Blogged at River City Reading
I often find myself repeating my preference for well written, intriguing characters over those I find to be likable but stereotypical. Thankfully, many authors are able to blend likability with intrigue, but it has been a long time since I've seen it done with the talent shown by Elizabeth Kelly in The Last Summer of the Camperdowns.
In the summer of 1972, 12-year-old Riddle James Camperdown begins to realize that her father Godfrey, affectionately known as Camp, running for Congress will mean big changes for her family. Not only will her ex-movie star mother, Greer, be hosting endless parties in their Cape Cod home, but Riddle will now be thrown into the public eye. What Riddle doesn't realize is how much will change when her neighbor Charlie Delvin goes missing and she chooses to keep the evidence she discovers a secret. Plagued by her decision, Riddle must watch as her own family's secrets are exposed, seemingly tangled in lies from the past.
With their thoroughbred horses and hired help, the characters in The Last Summer of the Camperdowns don't necessarily sound appealing. In fact, from the eyes of 12-year-old Riddle, few of them are. But Elizabeth Kelly brings each character to life with such vivid language, it is almost possible to hear the tones of their voices and see the subtle shades of their hair.

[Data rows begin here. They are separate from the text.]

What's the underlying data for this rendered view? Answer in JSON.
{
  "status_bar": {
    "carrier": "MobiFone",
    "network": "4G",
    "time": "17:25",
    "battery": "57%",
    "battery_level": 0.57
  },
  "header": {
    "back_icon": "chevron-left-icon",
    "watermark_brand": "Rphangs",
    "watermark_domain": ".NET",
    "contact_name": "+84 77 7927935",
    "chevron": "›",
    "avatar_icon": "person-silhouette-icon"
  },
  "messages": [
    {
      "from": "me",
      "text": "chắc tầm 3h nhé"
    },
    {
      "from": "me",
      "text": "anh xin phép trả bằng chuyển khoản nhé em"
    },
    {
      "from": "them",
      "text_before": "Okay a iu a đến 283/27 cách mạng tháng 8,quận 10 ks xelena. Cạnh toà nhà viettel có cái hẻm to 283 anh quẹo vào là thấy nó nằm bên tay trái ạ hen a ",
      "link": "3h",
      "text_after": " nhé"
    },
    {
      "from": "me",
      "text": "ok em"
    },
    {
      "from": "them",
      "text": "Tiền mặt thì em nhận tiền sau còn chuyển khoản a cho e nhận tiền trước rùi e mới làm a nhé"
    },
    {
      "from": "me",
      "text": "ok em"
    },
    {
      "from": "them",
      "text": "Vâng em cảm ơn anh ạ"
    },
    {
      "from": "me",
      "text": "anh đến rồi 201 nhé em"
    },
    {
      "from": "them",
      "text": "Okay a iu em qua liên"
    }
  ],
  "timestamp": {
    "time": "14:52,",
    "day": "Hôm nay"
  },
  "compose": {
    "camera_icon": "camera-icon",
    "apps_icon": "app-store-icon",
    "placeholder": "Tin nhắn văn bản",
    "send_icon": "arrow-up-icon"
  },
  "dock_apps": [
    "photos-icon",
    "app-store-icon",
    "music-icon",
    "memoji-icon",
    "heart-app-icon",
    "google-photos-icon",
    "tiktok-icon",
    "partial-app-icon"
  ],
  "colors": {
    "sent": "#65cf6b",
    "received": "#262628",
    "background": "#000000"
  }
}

"Dunhill cigarette in hand, her sixth finger, she straightened up and exhaled in my direction, a plume of silky smoke winding through her yellow hair like a gray ribbon. I breathed in deeply of her sophistication, imprinting forever that angular and archly feminine aesthetic native to her but elusive to me."

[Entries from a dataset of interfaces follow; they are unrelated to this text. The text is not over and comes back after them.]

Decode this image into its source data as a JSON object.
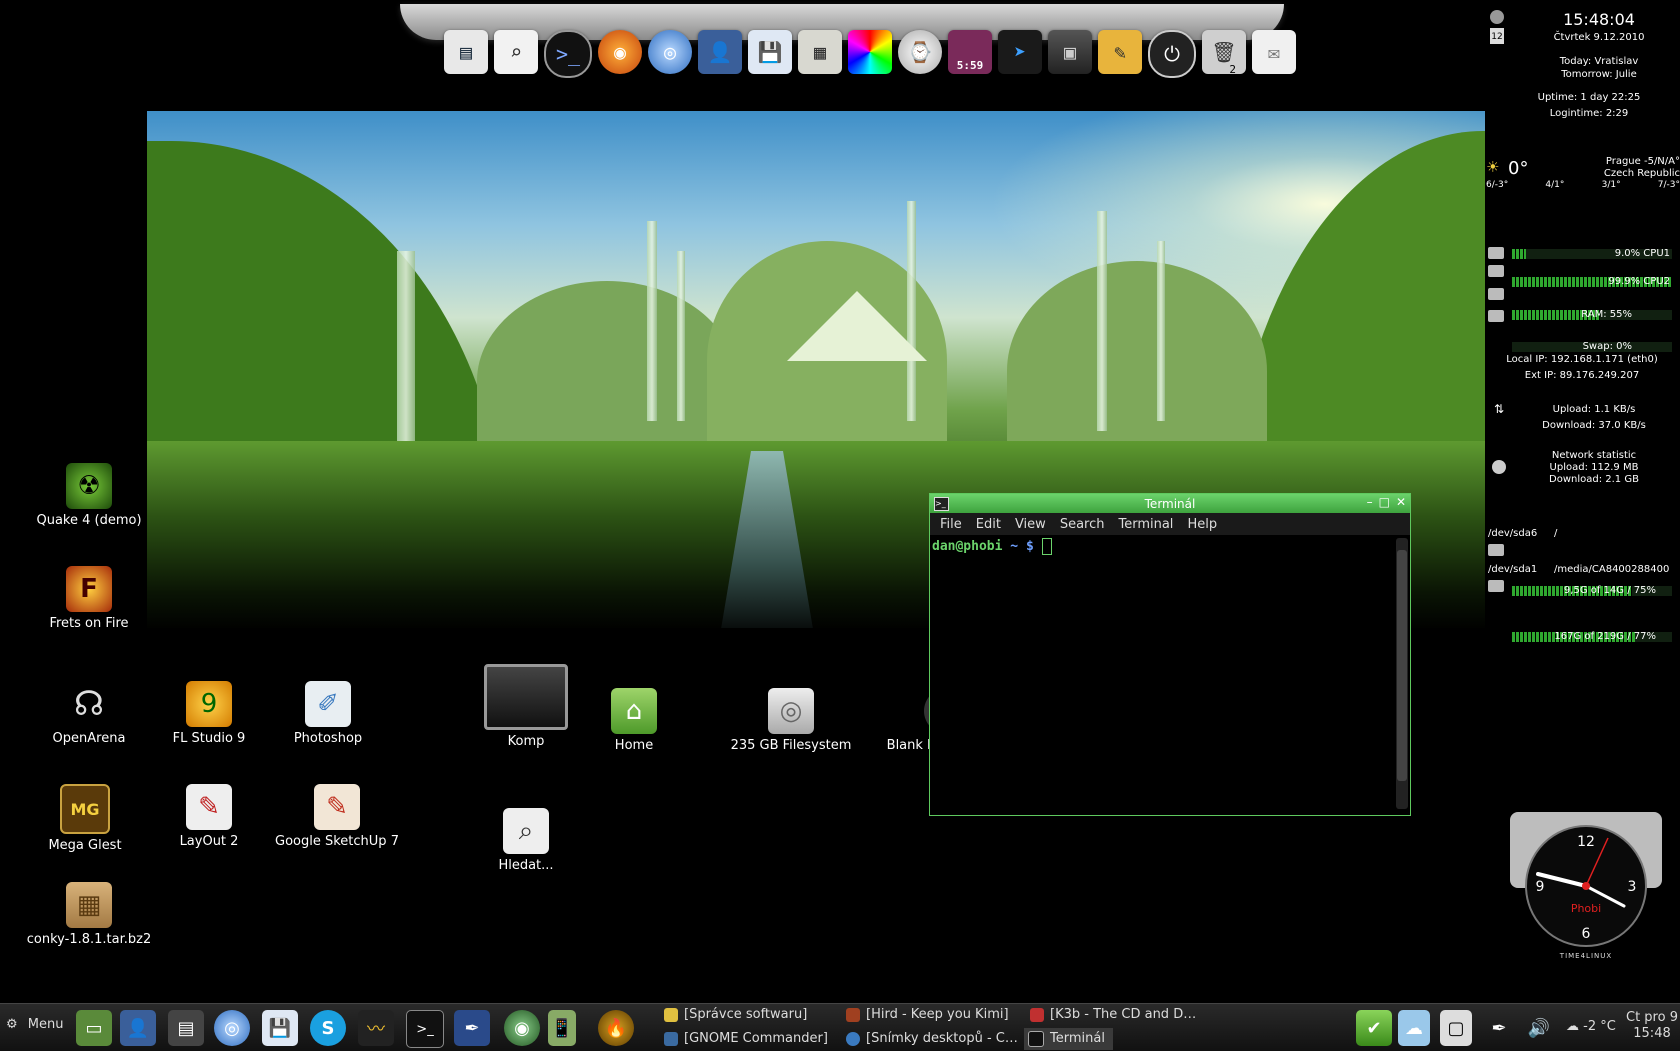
{
  "dock": {
    "icons": [
      "window-list-icon",
      "search-icon",
      "terminal-icon",
      "firefox-icon",
      "browser-icon",
      "user-icon",
      "floppy-icon",
      "calculator-icon",
      "color-picker-icon",
      "clock-app-icon",
      "calendar-icon",
      "pointer-icon",
      "box-icon",
      "notes-icon",
      "power-icon",
      "trash-icon",
      "mail-icon"
    ],
    "calendar_time": "5:59",
    "trash_count": "2"
  },
  "terminal": {
    "title": "Terminál",
    "menu": [
      "File",
      "Edit",
      "View",
      "Search",
      "Terminal",
      "Help"
    ],
    "prompt_user": "dan@phobi",
    "prompt_path": "~",
    "prompt_sign": "$"
  },
  "desktop": {
    "icons": [
      {
        "id": "quake",
        "label": "Quake 4 (demo)"
      },
      {
        "id": "frets",
        "label": "Frets on Fire"
      },
      {
        "id": "openarena",
        "label": "OpenArena"
      },
      {
        "id": "flstudio",
        "label": "FL Studio 9"
      },
      {
        "id": "photoshop",
        "label": "Photoshop"
      },
      {
        "id": "megaglest",
        "label": "Mega Glest"
      },
      {
        "id": "layout",
        "label": "LayOut 2"
      },
      {
        "id": "sketchup",
        "label": "Google SketchUp 7"
      },
      {
        "id": "conky",
        "label": "conky-1.8.1.tar.bz2"
      },
      {
        "id": "komp",
        "label": "Komp"
      },
      {
        "id": "home",
        "label": "Home"
      },
      {
        "id": "fs",
        "label": "235 GB Filesystem"
      },
      {
        "id": "dvd",
        "label": "Blank DVD+R Disc"
      },
      {
        "id": "hledat",
        "label": "Hledat..."
      }
    ]
  },
  "conky": {
    "time": "15:48:04",
    "date": "Čtvrtek 9.12.2010",
    "cal_day": "12",
    "today": "Today: Vratislav",
    "tomorrow": "Tomorrow: Julie",
    "uptime": "Uptime: 1 day 22:25",
    "logintime": "Logintime: 2:29",
    "weather_temp": "0°",
    "weather_loc": "Prague -5/N/A°",
    "weather_country": "Czech Republic",
    "forecast": [
      "6/-3°",
      "4/1°",
      "3/1°",
      "7/-3°"
    ],
    "cpu1": "9.0% CPU1",
    "cpu2": "99.9% CPU2",
    "ram": "RAM: 55%",
    "swap": "Swap: 0%",
    "cpu1_pct": 9,
    "cpu2_pct": 99.9,
    "ram_pct": 55,
    "swap_pct": 0,
    "local_ip": "Local IP: 192.168.1.171 (eth0)",
    "ext_ip": "Ext IP: 89.176.249.207",
    "upload": "Upload: 1.1 KB/s",
    "download": "Download: 37.0 KB/s",
    "net_title": "Network statistic",
    "net_up": "Upload: 112.9 MB",
    "net_down": "Download: 2.1 GB",
    "disk1_dev": "/dev/sda6",
    "disk1_mount": "/",
    "disk1_usage": "9,5G of 14G / 75%",
    "disk1_pct": 75,
    "disk2_dev": "/dev/sda1",
    "disk2_mount": "/media/CA8400288400",
    "disk2_usage": "167G of 219G / 77%",
    "disk2_pct": 77
  },
  "clock": {
    "brand": "Phobi",
    "maker": "TIME4LINUX",
    "numerals": [
      "12",
      "3",
      "6",
      "9"
    ]
  },
  "taskbar": {
    "menu_label": "Menu",
    "tasks": [
      "[Správce softwaru]",
      "[Hird - Keep you Kimi]",
      "[K3b - The CD and D…",
      "[GNOME Commander]",
      "[Snímky desktopů - C…",
      "Terminál"
    ],
    "temp": "-2 °C",
    "date": "Čt pro 9",
    "time": "15:48"
  }
}
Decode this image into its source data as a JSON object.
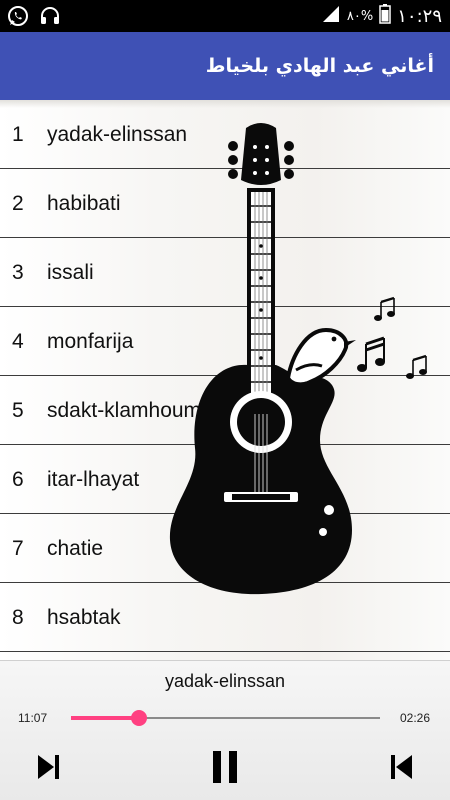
{
  "status_bar": {
    "time": "١٠:٢٩",
    "battery": "٨٠%",
    "left_icons": [
      "whatsapp-icon",
      "headset-icon"
    ],
    "right_icons": [
      "signal-icon",
      "battery-icon"
    ]
  },
  "app_bar": {
    "title": "أغاني عبد الهادي بلخياط",
    "color": "#3f51b5"
  },
  "songs": [
    {
      "number": "1",
      "title": "yadak-elinssan"
    },
    {
      "number": "2",
      "title": "habibati"
    },
    {
      "number": "3",
      "title": "issali"
    },
    {
      "number": "4",
      "title": "monfarija"
    },
    {
      "number": "5",
      "title": "sdakt-klamhoum"
    },
    {
      "number": "6",
      "title": "itar-lhayat"
    },
    {
      "number": "7",
      "title": "chatie"
    },
    {
      "number": "8",
      "title": "hsabtak"
    }
  ],
  "player": {
    "now_playing": "yadak-elinssan",
    "current_time": "11:07",
    "total_time": "02:26",
    "progress": 0.22,
    "accent": "#ff4081",
    "controls": [
      "next-icon",
      "pause-icon",
      "previous-icon"
    ]
  }
}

As the novel progresses, it becomes more clear that each character offers a different, sometimes evolving, element to the story. Michael Delvin, Greer and Camp's longtime friend, brings with him tension and stress, while horse trainer Gula serves as a source of more genuine fear. Those emotions are offset by the funny banter between snarky Greer and struggling Riddle, who endlessly seeks her mother's approval despite her best efforts to act otherwise.
"Sometimes I think we only imagine ourselves. It's hard sometimes, coming face-to-face with your truer nature -- the part that you conceal, even from yourself."
At its core, The Last Summer of the Camperdowns is a novel of self-discovery, honesty and forgiveness. However, the path Elizabeth Kelly takes to the final reveal is fantastically developed and well written, combining bits of Gothic fiction with more modern American wit.